There were multiple disagreements on genetics theory by Kimball & geneticists such as Hollander, & later Smyth. Kimball had unusual theories (very hard to follow, not substantiated).

Eg, one of my old posts on Kimball & ER:
Originally Posted By: KazJaps
Kimball had some unusual genetics theories (not uncommon for other researchers to disagree at times).

Eg, Smyth in PB&G, p118:
An interesting gene cluster hypothesis for the E locus was proposed previously by Kimball (1954a, 1954b), but was flawed by incorporation of the nonexistent columbian allele (e) into a multiple allelic series with E and e+.

See the following paper:
Elliot Kimball
Genetics of Birchen Plumage Pattern in the Fowl
Poultry Science (1954) 33 (3): 472-481 doi:10.3382/ps.0330472
Full paper.
Eg, Fig 1 schematics

E || e^+ || ER
Br || bR || BR

B = Black (b = non-black)
R = restricted (r = non-restricted)
*notation like dominant/recessive inheritance

* E allele = Br (black, no restriction)
* e+ allele = bR (no black, restriction)
* ER allele = BR (black, restricted)

It was like he was suggesting 'independent pattern units' of an allele, & maybe nearby clusters.

Also the ER & 'restricted' notation was based on early 1900's genetics research, using blue birds on solid eumelanin base. 'Restricted' was in reference to homozygous phenotype of blue (whitish), had little to do with E locus alleles phaeomelanin/eumelanin distribution.

But, Kimball's test breeding data & observations are useful.

Another old post on Kimball & ER:
Originally Posted By: KazJaps

N (Nigrum) (Davenport, 1909) = E today.

P.s., early ER symbol use ([Lippincott], 1918) was not in reference to ER Birchen, but unrelated notation of blue phenotypes on E allele.

E = "Extension of pigment" (black)
R = "Restriction"

Er Er = black
ER Er = blue
ER ER = splash

So "ER" was in reference to two mutations on different loci.

Much later Kimball did some testbreeding of Birchen & Brown Red phenotypes, & used the symbol ER again.

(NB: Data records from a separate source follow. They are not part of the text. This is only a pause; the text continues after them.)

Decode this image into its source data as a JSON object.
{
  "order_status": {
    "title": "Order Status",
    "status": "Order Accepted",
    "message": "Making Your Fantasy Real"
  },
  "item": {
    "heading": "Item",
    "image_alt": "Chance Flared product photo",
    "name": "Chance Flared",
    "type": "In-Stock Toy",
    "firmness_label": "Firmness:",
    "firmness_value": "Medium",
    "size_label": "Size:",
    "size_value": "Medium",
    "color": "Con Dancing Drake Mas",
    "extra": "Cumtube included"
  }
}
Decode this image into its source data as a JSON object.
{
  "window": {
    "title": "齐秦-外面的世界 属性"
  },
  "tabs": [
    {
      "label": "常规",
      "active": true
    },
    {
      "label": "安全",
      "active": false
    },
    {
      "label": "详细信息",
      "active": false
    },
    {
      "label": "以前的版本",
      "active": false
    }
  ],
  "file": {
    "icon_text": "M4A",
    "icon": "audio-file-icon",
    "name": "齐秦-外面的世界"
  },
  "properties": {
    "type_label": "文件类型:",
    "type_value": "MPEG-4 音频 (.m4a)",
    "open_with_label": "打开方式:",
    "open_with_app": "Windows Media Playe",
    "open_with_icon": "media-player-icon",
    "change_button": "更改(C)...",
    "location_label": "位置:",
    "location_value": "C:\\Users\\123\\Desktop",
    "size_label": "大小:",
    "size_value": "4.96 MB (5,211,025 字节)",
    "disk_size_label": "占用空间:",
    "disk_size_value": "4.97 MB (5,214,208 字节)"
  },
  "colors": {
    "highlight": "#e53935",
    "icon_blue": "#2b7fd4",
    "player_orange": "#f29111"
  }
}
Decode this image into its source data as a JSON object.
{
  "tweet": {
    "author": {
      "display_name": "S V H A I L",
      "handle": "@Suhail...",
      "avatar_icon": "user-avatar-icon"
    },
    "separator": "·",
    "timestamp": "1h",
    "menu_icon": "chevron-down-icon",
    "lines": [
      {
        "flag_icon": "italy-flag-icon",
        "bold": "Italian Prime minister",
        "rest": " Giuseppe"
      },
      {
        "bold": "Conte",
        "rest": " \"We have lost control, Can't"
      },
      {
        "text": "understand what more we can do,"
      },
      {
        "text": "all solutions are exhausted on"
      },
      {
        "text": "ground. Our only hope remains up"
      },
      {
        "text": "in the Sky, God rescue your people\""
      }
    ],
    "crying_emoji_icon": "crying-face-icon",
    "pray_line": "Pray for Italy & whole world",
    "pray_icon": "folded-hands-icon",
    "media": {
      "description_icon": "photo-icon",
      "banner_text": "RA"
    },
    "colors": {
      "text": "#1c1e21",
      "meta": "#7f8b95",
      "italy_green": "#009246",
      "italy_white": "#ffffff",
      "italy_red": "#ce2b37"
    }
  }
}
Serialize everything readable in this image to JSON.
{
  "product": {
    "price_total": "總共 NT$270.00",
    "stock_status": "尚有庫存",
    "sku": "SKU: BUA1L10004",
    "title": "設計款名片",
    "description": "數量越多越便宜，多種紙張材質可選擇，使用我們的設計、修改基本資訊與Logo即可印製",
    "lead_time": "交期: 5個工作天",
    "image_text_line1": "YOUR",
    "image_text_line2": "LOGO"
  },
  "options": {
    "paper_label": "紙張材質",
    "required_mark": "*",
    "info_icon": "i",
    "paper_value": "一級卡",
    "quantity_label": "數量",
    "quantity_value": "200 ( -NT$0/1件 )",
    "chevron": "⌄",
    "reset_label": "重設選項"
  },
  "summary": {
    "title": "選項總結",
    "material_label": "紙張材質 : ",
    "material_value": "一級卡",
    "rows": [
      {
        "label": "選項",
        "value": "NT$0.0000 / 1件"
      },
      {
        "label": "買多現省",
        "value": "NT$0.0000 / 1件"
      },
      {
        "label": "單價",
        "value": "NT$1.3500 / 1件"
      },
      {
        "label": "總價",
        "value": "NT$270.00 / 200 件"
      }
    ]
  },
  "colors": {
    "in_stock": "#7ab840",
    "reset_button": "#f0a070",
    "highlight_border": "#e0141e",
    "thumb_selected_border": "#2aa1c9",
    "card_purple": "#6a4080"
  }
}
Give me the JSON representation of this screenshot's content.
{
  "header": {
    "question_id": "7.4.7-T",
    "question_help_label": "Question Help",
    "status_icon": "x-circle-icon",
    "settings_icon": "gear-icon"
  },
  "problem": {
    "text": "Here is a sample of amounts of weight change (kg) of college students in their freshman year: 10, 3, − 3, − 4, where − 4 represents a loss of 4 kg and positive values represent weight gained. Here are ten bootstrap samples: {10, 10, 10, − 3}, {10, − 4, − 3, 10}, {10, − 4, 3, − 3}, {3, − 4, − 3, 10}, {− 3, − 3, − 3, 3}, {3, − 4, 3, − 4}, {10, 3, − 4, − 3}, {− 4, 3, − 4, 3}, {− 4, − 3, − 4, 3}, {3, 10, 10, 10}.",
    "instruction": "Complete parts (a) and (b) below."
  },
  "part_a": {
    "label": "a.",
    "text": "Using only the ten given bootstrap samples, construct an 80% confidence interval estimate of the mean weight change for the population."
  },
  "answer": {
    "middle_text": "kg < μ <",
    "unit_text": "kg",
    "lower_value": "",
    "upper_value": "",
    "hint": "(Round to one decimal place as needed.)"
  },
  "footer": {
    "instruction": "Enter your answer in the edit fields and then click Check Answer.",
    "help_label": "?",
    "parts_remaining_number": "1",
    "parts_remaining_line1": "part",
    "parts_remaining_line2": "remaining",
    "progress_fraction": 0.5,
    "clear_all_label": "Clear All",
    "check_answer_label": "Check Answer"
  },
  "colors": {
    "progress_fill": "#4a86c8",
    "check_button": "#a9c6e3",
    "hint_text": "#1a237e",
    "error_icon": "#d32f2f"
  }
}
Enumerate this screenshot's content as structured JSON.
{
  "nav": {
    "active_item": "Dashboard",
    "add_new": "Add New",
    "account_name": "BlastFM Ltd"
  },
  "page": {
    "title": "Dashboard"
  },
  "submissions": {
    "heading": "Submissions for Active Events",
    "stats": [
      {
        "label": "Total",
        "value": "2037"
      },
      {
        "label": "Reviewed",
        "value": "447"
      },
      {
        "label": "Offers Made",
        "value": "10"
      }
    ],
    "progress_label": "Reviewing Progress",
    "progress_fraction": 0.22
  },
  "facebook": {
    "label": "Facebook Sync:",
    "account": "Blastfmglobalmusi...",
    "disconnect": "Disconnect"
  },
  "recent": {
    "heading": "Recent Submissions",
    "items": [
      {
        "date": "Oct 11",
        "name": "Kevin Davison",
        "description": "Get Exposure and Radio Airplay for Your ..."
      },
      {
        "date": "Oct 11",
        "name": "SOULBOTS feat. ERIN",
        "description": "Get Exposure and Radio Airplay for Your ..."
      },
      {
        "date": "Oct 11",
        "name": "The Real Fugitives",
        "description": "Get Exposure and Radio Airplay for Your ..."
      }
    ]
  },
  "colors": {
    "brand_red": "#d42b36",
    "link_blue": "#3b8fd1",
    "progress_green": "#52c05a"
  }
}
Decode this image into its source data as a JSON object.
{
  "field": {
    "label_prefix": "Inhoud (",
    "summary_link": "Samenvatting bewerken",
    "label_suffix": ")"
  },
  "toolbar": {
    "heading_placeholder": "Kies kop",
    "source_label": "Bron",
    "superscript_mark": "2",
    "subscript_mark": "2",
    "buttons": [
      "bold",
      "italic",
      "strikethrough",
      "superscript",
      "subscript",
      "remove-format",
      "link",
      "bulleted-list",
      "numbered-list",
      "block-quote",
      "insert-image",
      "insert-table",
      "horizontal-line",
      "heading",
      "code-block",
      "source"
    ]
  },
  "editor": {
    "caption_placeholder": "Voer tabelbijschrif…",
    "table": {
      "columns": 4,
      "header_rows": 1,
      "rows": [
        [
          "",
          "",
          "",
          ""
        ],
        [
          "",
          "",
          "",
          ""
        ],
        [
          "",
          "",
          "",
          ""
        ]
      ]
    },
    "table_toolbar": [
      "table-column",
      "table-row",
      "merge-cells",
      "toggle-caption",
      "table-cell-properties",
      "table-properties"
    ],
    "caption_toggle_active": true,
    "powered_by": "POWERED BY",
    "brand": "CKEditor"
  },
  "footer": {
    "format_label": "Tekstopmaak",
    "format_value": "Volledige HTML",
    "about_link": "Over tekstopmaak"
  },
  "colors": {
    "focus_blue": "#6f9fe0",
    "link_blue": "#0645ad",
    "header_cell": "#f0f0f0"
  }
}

But there were some discrepancies with his theories & therefore "ER" was not formally accepted at the time, but later Smyth et al. formally described the ER Birchen allele.

Another post listing the Lippincott 1918 reference:
Originally Posted By: KazJaps
The following paper is quoted sometimes as the first use of ER (Birchen allele), & that R = restricted:

The Case of the Blue Andalusian
William A. Lippincott
The American Naturalist , Vol. 52, No. 614 (Feb. - Mar., 1918) , pp. 95-115

But it is also quoted as the first use of E - Extended Black (cited by B&H 1965).

Yes, Lippincott used "E" for 'extension of black', & "R" for 'restricted', but R restriction was in reference to the Bl gene - dose dependent restriction (meaning dilution) of black (eumelanin), not E^R birchen/brown red phenotype - an increase in phaeomelanin to E.